TASK DETAILS: Copy each line of the following material that has the string "Manage".
☆ ☆ ☆
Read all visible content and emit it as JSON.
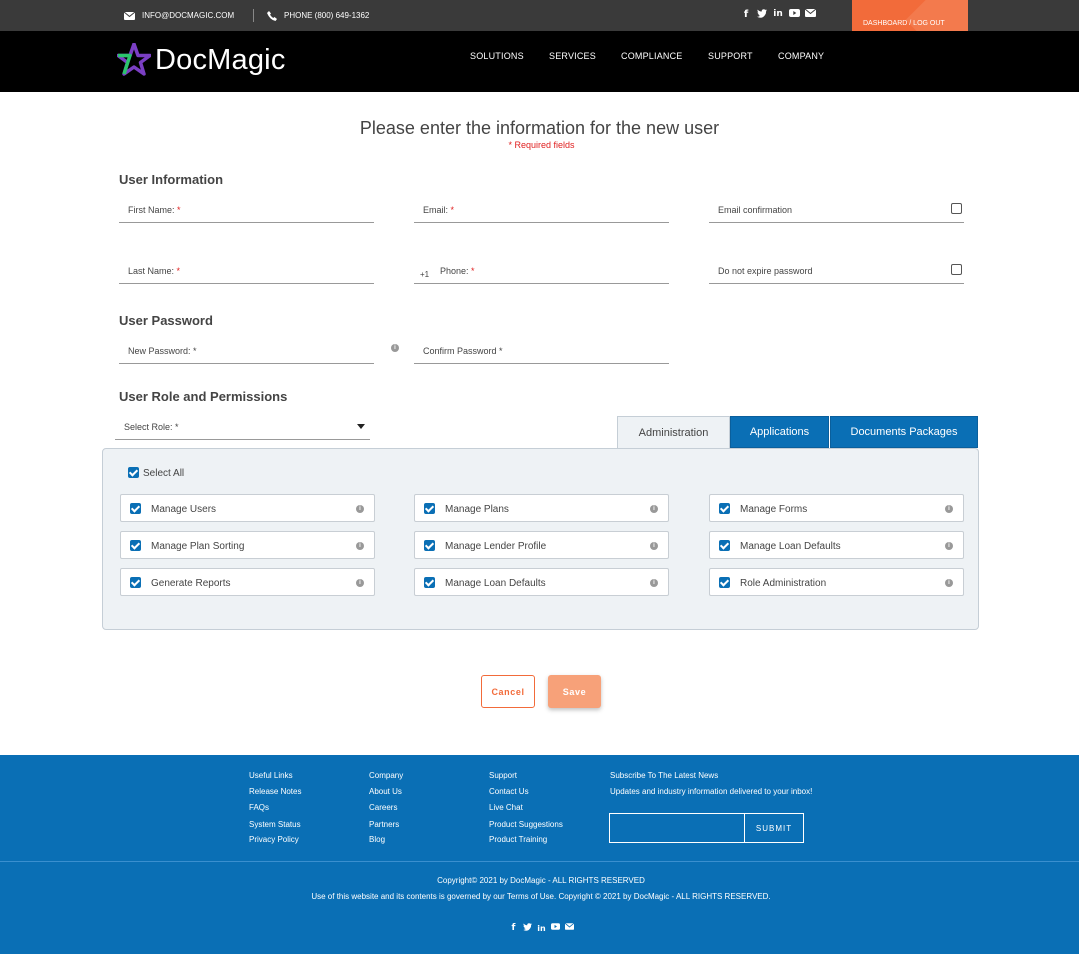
{
  "topbar": {
    "email": "INFO@DOCMAGIC.COM",
    "phone": "PHONE (800) 649-1362",
    "dashboard": "DASHBOARD / LOG OUT",
    "social": [
      "facebook-icon",
      "twitter-icon",
      "linkedin-icon",
      "youtube-icon",
      "mail-icon"
    ]
  },
  "nav": {
    "logo": "DocMagic",
    "items": [
      "SOLUTIONS",
      "SERVICES",
      "COMPLIANCE",
      "SUPPORT",
      "COMPANY"
    ]
  },
  "main": {
    "title": "Please enter the information for the new user",
    "required_note": "* Required fields",
    "user_info": {
      "heading": "User Information",
      "first_name": "First Name:",
      "email": "Email:",
      "email_confirmation": "Email confirmation",
      "last_name": "Last Name:",
      "phone_prefix": "+1",
      "phone": "Phone:",
      "no_expire": "Do not expire password",
      "required_mark": "*"
    },
    "password": {
      "heading": "User Password",
      "new": "New Password: *",
      "confirm": "Confirm Password *"
    },
    "roles": {
      "heading": "User Role and Permissions",
      "select_role": "Select Role: *",
      "tabs": [
        "Administration",
        "Applications",
        "Documents Packages"
      ],
      "select_all": "Select All",
      "permissions": [
        [
          "Manage Users",
          "Manage Plans",
          "Manage Forms"
        ],
        [
          "Manage Plan Sorting",
          "Manage Lender Profile",
          "Manage Loan Defaults"
        ],
        [
          "Generate Reports",
          "Manage Loan Defaults",
          "Role Administration"
        ]
      ]
    },
    "buttons": {
      "cancel": "Cancel",
      "save": "Save"
    }
  },
  "footer": {
    "col1": [
      "Useful Links",
      "Release Notes",
      "FAQs",
      "System Status",
      "Privacy Policy"
    ],
    "col2": [
      "Company",
      "About Us",
      "Careers",
      "Partners",
      "Blog"
    ],
    "col3": [
      "Support",
      "Contact Us",
      "Live Chat",
      "Product Suggestions",
      "Product Training"
    ],
    "subscribe_title": "Subscribe To The Latest News",
    "subscribe_text": "Updates and industry information delivered to your inbox!",
    "submit": "SUBMIT",
    "copyright1": "Copyright© 2021 by DocMagic - ALL RIGHTS RESERVED",
    "copyright2": "Use of this website and its contents is governed by our Terms of Use. Copyright © 2021 by DocMagic - ALL RIGHTS RESERVED."
  },
  "colors": {
    "accent": "#f26b3a",
    "brand_blue": "#0a6fb5",
    "nav": "#000000",
    "topbar": "#3a3a3a"
  }
}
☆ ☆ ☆
OUTPUT FOR THIS EXERCISE:
          "Manage Users",
          "Manage Plans",
          "Manage Forms"
          "Manage Plan Sorting",
          "Manage Lender Profile",
          "Manage Loan Defaults"
          "Manage Loan Defaults",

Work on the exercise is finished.